The story goes that once upon a time, an aging queen sat her son down for a chat. “Listen, Lem,” she began, “Those girls you keep bringing home? Well, I ain’t saying that they’re gold diggers, but they ain’t messin’ with no broke goatherds, capisce? You’re a king, so let’s cut to the chase: WHAT IN THE HOLY HOLISHKES ARE YOU THINKING? What you need is a virtuous girl, by which I mean one who can knit—designer knitting, mind you, that generates enough income to fund her real-estate business. Obviously, she’ll make all of your clothes too… yes, even those scarlet ski pants of which you’re so fond. She’ll arrange a steady stream of extracurricular activities to keep the kids busy while you’re hanging out with your buddies so she can work her daily shift in the soup kitchen, and it probably goes without saying that she won’t have time to sleep. Ever. Now go find her!” And all the maidens of the kingdom fled in terror. The end.
That’s more or less how the Biblical book of Proverbs wraps up, and it makes for one of the most horrifying Bible study topics I’ve ever experienced.
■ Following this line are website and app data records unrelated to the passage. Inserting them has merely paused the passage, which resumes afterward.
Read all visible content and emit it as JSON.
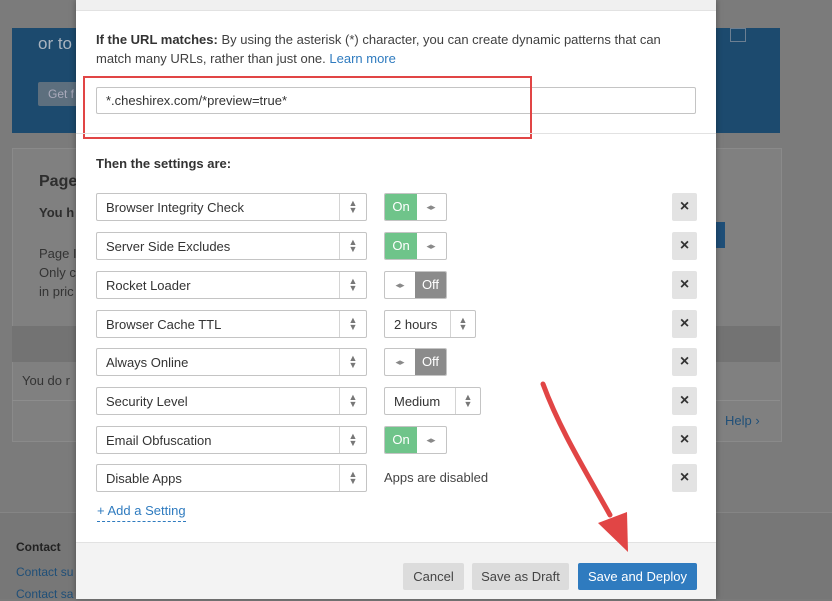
{
  "background": {
    "hero_text": "or to",
    "hero_button": "Get f",
    "card_title": "Page",
    "card_subtitle": "You h",
    "card_text_lines": [
      "Page I",
      "Only c",
      "in pric"
    ],
    "empty_text": "You do r",
    "help_link": "Help ›",
    "footer_contact": "Contact",
    "footer_links": [
      "Contact su",
      "Contact sa"
    ]
  },
  "url_section": {
    "label_bold": "If the URL matches:",
    "description": " By using the asterisk (*) character, you can create dynamic patterns that can match many URLs, rather than just one. ",
    "learn_more": "Learn more",
    "url_value": "*.cheshirex.com/*preview=true*"
  },
  "settings_title": "Then the settings are:",
  "settings": [
    {
      "label": "Browser Integrity Check",
      "control": "toggle",
      "state": "On"
    },
    {
      "label": "Server Side Excludes",
      "control": "toggle",
      "state": "On"
    },
    {
      "label": "Rocket Loader",
      "control": "toggle",
      "state": "Off"
    },
    {
      "label": "Browser Cache TTL",
      "control": "select",
      "value": "2 hours"
    },
    {
      "label": "Always Online",
      "control": "toggle",
      "state": "Off"
    },
    {
      "label": "Security Level",
      "control": "select",
      "value": "Medium"
    },
    {
      "label": "Email Obfuscation",
      "control": "toggle",
      "state": "On"
    },
    {
      "label": "Disable Apps",
      "control": "text",
      "value": "Apps are disabled"
    }
  ],
  "delete_glyph": "×",
  "add_setting": "+ Add a Setting",
  "footer": {
    "cancel": "Cancel",
    "save_draft": "Save as Draft",
    "save_deploy": "Save and Deploy"
  },
  "colors": {
    "toggle_on": "#6fc48a",
    "toggle_off": "#8b8b8b",
    "primary_button": "#2f7bbf",
    "annotation_red": "#e14545"
  }
}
Groups of women meet up to wade in guilt together and discuss how they can start measuring up to Mrs. Proverbs 31, which is kind of ridiculous when you consider that Lemuel’s gal would have had no time for Bible studies herself. Things get desperate, and if you don’t think modern women would start stitching dresses just to be more virtuous, think again. Even the ladies who go with a more “letter of the law” approach leave the Bible studies with dark circles forming preemptively under their eyes.
I doubt King Lemuel’s mom imagined her motherly advice would ever be construed as God’s Will For Womankind. Furthermore, I doubt that the womanizing, perpetually hung-over Lem ever found a wife to fit his ideal (er, make that his mom’s ideal). The virtuous wife was a fantasy spun from parental reproach, a strong work ethic, and good old-fashioned hyperbole, and there is no evidence suggesting that such a superwoman ever existed. In fact, the latter third of the Bible makes it clear that God is much more interested in our sincerity and love than in how late we stay up knitting.
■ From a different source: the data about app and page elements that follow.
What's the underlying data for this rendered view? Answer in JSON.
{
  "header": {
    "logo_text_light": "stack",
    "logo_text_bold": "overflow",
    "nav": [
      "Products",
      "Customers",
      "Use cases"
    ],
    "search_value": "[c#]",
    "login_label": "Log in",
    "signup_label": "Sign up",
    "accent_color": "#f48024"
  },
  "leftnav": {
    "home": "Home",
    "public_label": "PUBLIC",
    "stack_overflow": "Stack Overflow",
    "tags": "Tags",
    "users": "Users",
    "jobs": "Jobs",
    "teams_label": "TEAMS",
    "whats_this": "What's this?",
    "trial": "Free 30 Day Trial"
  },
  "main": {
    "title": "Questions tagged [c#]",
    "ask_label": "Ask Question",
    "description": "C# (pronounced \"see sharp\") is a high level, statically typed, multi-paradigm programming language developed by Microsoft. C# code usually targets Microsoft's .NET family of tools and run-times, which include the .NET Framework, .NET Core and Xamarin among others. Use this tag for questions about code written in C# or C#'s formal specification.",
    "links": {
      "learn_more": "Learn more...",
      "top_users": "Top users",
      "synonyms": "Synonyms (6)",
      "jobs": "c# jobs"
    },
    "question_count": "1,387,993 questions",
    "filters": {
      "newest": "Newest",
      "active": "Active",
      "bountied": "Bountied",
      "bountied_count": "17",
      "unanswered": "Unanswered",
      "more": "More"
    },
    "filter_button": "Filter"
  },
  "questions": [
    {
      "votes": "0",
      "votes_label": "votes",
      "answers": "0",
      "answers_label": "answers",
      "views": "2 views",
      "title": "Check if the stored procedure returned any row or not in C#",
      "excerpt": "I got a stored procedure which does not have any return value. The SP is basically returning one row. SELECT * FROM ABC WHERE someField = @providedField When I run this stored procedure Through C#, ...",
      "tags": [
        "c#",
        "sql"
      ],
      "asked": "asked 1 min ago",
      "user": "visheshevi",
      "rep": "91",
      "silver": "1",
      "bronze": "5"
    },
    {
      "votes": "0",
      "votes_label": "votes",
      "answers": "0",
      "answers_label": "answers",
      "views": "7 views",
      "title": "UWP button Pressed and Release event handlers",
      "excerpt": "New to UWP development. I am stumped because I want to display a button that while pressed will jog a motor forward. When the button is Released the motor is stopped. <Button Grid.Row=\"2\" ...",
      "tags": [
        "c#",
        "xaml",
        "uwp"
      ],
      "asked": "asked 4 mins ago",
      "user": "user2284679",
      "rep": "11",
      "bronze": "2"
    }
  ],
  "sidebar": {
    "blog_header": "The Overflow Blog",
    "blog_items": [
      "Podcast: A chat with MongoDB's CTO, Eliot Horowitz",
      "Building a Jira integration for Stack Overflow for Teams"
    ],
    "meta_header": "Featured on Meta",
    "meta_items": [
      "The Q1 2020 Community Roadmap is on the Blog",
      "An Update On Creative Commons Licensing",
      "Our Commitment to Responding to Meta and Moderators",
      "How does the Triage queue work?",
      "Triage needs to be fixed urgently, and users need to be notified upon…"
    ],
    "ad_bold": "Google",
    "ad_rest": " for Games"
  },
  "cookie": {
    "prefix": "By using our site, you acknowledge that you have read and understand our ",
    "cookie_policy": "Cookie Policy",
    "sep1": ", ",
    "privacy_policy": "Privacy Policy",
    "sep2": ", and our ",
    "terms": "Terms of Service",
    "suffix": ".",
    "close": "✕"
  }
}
I guess what bothers me so much about this famous chapter is that King Lemuel’s mother adds one more voice to the chorus telling us women we’re not enough—not productive enough, talented enough, skinny enough, smart enough… fill in the blank. And when the aging queen’s advice is taken as God’s decree because it shows up in the Bible, the not-enoughs take on the full weight of divinity. It’s no longer a simple matter of “I am not enough;” it becomes “God thinks I am not enough.”
Yet Jesus is the one who comforted a housewife flustered over her massive to-do list: “Martha, dear Martha, you’re fussing far too much and getting yourself worked up over nothing.” It didn’t matter that what she was worked up over was Jesus’s dinner; he would forego a feast to enjoy her company. And to another woman who wasted a year’s wages on a perfume bath for his feet (rather than giving that money to the poor as Jesus’s dinner hosts angrily insisted she should have done, as the Proverbs 31 woman would have done), he extended kindness, gratitude, and the grace she had been craving.
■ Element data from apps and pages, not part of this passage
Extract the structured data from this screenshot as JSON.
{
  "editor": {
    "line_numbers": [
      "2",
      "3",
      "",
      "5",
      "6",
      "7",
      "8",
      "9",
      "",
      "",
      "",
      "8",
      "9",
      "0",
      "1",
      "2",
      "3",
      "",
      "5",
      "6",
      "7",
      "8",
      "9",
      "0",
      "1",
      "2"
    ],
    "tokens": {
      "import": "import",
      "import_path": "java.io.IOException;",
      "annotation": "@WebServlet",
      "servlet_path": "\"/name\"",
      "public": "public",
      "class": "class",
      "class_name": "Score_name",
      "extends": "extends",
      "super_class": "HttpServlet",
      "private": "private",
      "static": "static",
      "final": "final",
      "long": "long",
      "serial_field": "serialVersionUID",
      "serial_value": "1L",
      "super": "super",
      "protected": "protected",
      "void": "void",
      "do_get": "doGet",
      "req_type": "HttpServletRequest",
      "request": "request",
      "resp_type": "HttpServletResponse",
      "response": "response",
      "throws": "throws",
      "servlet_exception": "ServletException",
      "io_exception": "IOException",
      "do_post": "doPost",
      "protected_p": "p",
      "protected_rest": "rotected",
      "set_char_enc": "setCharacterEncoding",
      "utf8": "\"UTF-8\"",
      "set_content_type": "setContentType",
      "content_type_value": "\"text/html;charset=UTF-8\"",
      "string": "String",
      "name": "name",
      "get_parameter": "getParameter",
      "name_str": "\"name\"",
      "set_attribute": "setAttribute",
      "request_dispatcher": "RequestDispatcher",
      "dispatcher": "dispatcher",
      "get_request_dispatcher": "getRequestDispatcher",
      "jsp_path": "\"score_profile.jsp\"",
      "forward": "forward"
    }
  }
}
I’m not saying that Lemuel’s mom didn’t have some good points—as long as they’re taken with a grain of salt and a glassful of cultural perspective—but I find myself wishing that King Lem had acted a bit more kingly to start with and let that damn Proverbs 31 woman rest as all women should: in peace.
* Title and topic inspired by a dear friend.